Phil Levy, a trade adviser for the George W. Bush administration, said the president was most likely looking for a pretext to kill Nafta.
“Find me the last trade agreement that U.S. passed with the chamber in opposition,” Mr. Levy said. “You don’t have a chance. It’s hard enough with the U.S. Chamber in favor.”
The most controversial of the administration’s proposals, floated by Commerce Secretary Wilbur Ross, would incorporate a sunset clause in the deal, causing Nafta to automatically expire unless all three countries voted periodically to continue it. That provision has drawn swift condemnation from the chamber and other industry groups like the National Association of Manufacturers, which say that it would instill so much uncertainty in the future of Nafta that it would basically nullify the trade agreement.
Another contentious push by the United States centers on changing Nafta’s rules governing how much of a product needs to be made in North America in order to enjoy tariff-free trade between the countries. The United States is pushing for higher levels, including a requirement to make 85 percent of the value of automobiles and auto parts in North America, up from 62.5 percent currently, and an additional requirement for 50 percent of the value to come from the United States.
That has pitted some of the world’s biggest auto companies against the Trump administration.
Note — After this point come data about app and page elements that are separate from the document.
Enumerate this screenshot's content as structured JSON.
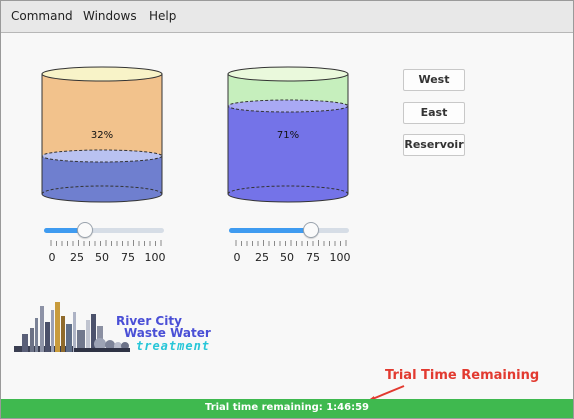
{
  "menubar": {
    "items": [
      {
        "label": "Command"
      },
      {
        "label": "Windows"
      },
      {
        "label": "Help"
      }
    ]
  },
  "tanks": [
    {
      "name": "west-tank",
      "percent_label": "32%",
      "level": 0.32,
      "colors": {
        "liquid": "#6f7fcf",
        "liquid_top": "#aab5ee",
        "empty": "#f2c28c",
        "rim": "#f7f2c4"
      }
    },
    {
      "name": "east-tank",
      "percent_label": "71%",
      "level": 0.71,
      "colors": {
        "liquid": "#7473e8",
        "liquid_top": "#a7a7f3",
        "empty": "#c6efbd",
        "rim": "#e8f8d8"
      }
    }
  ],
  "sliders": [
    {
      "value": 0.32,
      "ticks": [
        "0",
        "25",
        "50",
        "75",
        "100"
      ]
    },
    {
      "value": 0.71,
      "ticks": [
        "0",
        "25",
        "50",
        "75",
        "100"
      ]
    }
  ],
  "buttons": {
    "west": "West",
    "east": "East",
    "reservoir": "Reservoir"
  },
  "logo": {
    "line1": "River City",
    "line2": "Waste Water",
    "line3": "treatment"
  },
  "annotation": "Trial Time Remaining",
  "status_bar": {
    "text": "Trial time remaining: 1:46:59",
    "color": "#3fb94f"
  }
}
Industry representatives say such high and complex barriers could deter companies from manufacturing in the United States altogether.
The administration has also proposed limits on the number of federal government contracts that Mexican and Canadian companies can win, as well as significant changes to how disputes are resolved under Nafta.
Business groups say they are firmly opposed to an American push to curtail a provision called investor-state dispute settlement, which allows companies to sue Canada, Mexico and the United States for unfair treatment under Nafta. Meanwhile, Canada has said that it will not consider dispensing with another provision, Nafta’s Chapter 19, which allows countries to challenge each other’s anti-dumping and countervailing duty decisions before an independent panel.
In his remarks Tuesday, Mr. Donohue called the administration’s proposed changes to these provisions “unnecessary and unacceptable.”
Mr. Donohue’s remarks followed a sharp exchange of words between the Chamber of Commerce, the country’s most powerful business lobby, and the Trump administration on Friday.
John Murphy, senior vice president of international policy for the chamber, said the administration’s proposals had “no identifiable constituency backing them” and had sparked “a remarkable degree of unity in their rejection.” He added that business leaders had perhaps never been at odds with an administration over a trade negotiation on so many fronts.
Hours later, the administration fired back.
“The president has been clear that Nafta has been a disaster for many Americans, and achieving his objectives requires substantial change,” said Emily Davis, a spokeswoman for the trade representative. “These changes of course will be opposed by entrenched Washington lobbyists and trade associations. We have always understood that draining the swamp would be controversial in Washington.”
Mr. Trump is known for taking a tough negotiating stance, and analysts said the administration might view its ambitious opening requests as a way to gain more leverage in the Nafta negotiations.
But Mr. Murphy and others in the business community cautioned that such an approach would probably be ill-fated. In both Canada and Mexico, Mr. Trump is unpopular, and caving to his demands could have devastating consequences for local politicians. Mexican government officials have repeatedly said they would not negotiate with a gun to the head.
“There’s an old adage in negotiations, never take a hostage you wouldn’t shoot,” Mr. Murphy said.